■ **WHAT IS BEING ASKED**
The full set of records must be printed exactly as given.

■ **LISTED RECORDS**
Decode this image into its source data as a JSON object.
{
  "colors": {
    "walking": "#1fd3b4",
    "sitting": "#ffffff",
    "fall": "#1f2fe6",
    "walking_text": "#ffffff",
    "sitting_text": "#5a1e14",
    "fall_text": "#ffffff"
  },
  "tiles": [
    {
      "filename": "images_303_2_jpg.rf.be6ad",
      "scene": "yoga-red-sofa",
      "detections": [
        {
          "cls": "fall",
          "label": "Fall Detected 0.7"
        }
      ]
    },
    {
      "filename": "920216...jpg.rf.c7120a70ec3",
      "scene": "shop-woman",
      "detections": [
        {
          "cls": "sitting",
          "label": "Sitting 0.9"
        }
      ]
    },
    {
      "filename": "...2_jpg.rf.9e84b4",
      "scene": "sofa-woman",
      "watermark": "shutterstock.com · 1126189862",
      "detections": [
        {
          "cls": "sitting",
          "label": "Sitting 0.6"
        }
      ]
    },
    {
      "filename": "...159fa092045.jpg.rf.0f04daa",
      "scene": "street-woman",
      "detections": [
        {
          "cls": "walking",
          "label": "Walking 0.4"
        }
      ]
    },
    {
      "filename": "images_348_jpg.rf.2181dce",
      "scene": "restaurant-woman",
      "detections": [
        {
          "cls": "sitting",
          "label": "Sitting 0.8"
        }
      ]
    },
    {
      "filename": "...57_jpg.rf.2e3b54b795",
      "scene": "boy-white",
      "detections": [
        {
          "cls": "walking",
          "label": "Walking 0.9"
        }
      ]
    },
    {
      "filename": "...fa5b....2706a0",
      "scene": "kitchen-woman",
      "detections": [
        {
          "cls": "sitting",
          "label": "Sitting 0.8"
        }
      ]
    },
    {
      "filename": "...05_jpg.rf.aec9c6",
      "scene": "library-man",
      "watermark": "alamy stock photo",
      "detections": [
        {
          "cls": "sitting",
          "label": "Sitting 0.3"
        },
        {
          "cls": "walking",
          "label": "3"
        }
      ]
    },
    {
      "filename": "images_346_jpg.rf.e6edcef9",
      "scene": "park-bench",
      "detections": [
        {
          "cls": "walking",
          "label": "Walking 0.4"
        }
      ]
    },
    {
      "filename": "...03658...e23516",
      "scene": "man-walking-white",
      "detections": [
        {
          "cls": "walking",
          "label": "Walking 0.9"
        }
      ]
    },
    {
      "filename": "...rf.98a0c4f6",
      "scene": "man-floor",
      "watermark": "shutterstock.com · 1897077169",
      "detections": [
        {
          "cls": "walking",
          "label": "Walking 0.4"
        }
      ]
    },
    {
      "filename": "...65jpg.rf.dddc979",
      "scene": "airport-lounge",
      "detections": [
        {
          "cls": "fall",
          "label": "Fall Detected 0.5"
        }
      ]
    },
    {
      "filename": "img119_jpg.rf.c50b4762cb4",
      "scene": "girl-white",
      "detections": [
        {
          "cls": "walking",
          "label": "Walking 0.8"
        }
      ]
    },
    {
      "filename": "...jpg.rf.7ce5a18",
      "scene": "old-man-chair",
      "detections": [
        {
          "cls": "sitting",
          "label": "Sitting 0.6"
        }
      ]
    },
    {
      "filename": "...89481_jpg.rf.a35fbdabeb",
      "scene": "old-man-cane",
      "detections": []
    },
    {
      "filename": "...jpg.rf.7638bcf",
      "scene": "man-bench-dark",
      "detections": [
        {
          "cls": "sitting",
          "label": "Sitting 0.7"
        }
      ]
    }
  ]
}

■ **TASK RESPONSE**
Decode this image into its source data as a JSON object.
{
  "colors": {
    "walking": "#1fd3b4",
    "sitting": "#ffffff",
    "fall": "#1f2fe6",
    "walking_text": "#ffffff",
    "sitting_text": "#5a1e14",
    "fall_text": "#ffffff"
  },
  "tiles": [
    {
      "filename": "images_303_2_jpg.rf.be6ad",
      "scene": "yoga-red-sofa",
      "detections": [
        {
          "cls": "fall",
          "label": "Fall Detected 0.7"
        }
      ]
    },
    {
      "filename": "920216...jpg.rf.c7120a70ec3",
      "scene": "shop-woman",
      "detections": [
        {
          "cls": "sitting",
          "label": "Sitting 0.9"
        }
      ]
    },
    {
      "filename": "...2_jpg.rf.9e84b4",
      "scene": "sofa-woman",
      "watermark": "shutterstock.com · 1126189862",
      "detections": [
        {
          "cls": "sitting",
          "label": "Sitting 0.6"
        }
      ]
    },
    {
      "filename": "...159fa092045.jpg.rf.0f04daa",
      "scene": "street-woman",
      "detections": [
        {
          "cls": "walking",
          "label": "Walking 0.4"
        }
      ]
    },
    {
      "filename": "images_348_jpg.rf.2181dce",
      "scene": "restaurant-woman",
      "detections": [
        {
          "cls": "sitting",
          "label": "Sitting 0.8"
        }
      ]
    },
    {
      "filename": "...57_jpg.rf.2e3b54b795",
      "scene": "boy-white",
      "detections": [
        {
          "cls": "walking",
          "label": "Walking 0.9"
        }
      ]
    },
    {
      "filename": "...fa5b....2706a0",
      "scene": "kitchen-woman",
      "detections": [
        {
          "cls": "sitting",
          "label": "Sitting 0.8"
        }
      ]
    },
    {
      "filename": "...05_jpg.rf.aec9c6",
      "scene": "library-man",
      "watermark": "alamy stock photo",
      "detections": [
        {
          "cls": "sitting",
          "label": "Sitting 0.3"
        },
        {
          "cls": "walking",
          "label": "3"
        }
      ]
    },
    {
      "filename": "images_346_jpg.rf.e6edcef9",
      "scene": "park-bench",
      "detections": [
        {
          "cls": "walking",
          "label": "Walking 0.4"
        }
      ]
    },
    {
      "filename": "...03658...e23516",
      "scene": "man-walking-white",
      "detections": [
        {
          "cls": "walking",
          "label": "Walking 0.9"
        }
      ]
    },
    {
      "filename": "...rf.98a0c4f6",
      "scene": "man-floor",
      "watermark": "shutterstock.com · 1897077169",
      "detections": [
        {
          "cls": "walking",
          "label": "Walking 0.4"
        }
      ]
    },
    {
      "filename": "...65jpg.rf.dddc979",
      "scene": "airport-lounge",
      "detections": [
        {
          "cls": "fall",
          "label": "Fall Detected 0.5"
        }
      ]
    },
    {
      "filename": "img119_jpg.rf.c50b4762cb4",
      "scene": "girl-white",
      "detections": [
        {
          "cls": "walking",
          "label": "Walking 0.8"
        }
      ]
    },
    {
      "filename": "...jpg.rf.7ce5a18",
      "scene": "old-man-chair",
      "detections": [
        {
          "cls": "sitting",
          "label": "Sitting 0.6"
        }
      ]
    },
    {
      "filename": "...89481_jpg.rf.a35fbdabeb",
      "scene": "old-man-cane",
      "detections": []
    },
    {
      "filename": "...jpg.rf.7638bcf",
      "scene": "man-bench-dark",
      "detections": [
        {
          "cls": "sitting",
          "label": "Sitting 0.7"
        }
      ]
    }
  ]
}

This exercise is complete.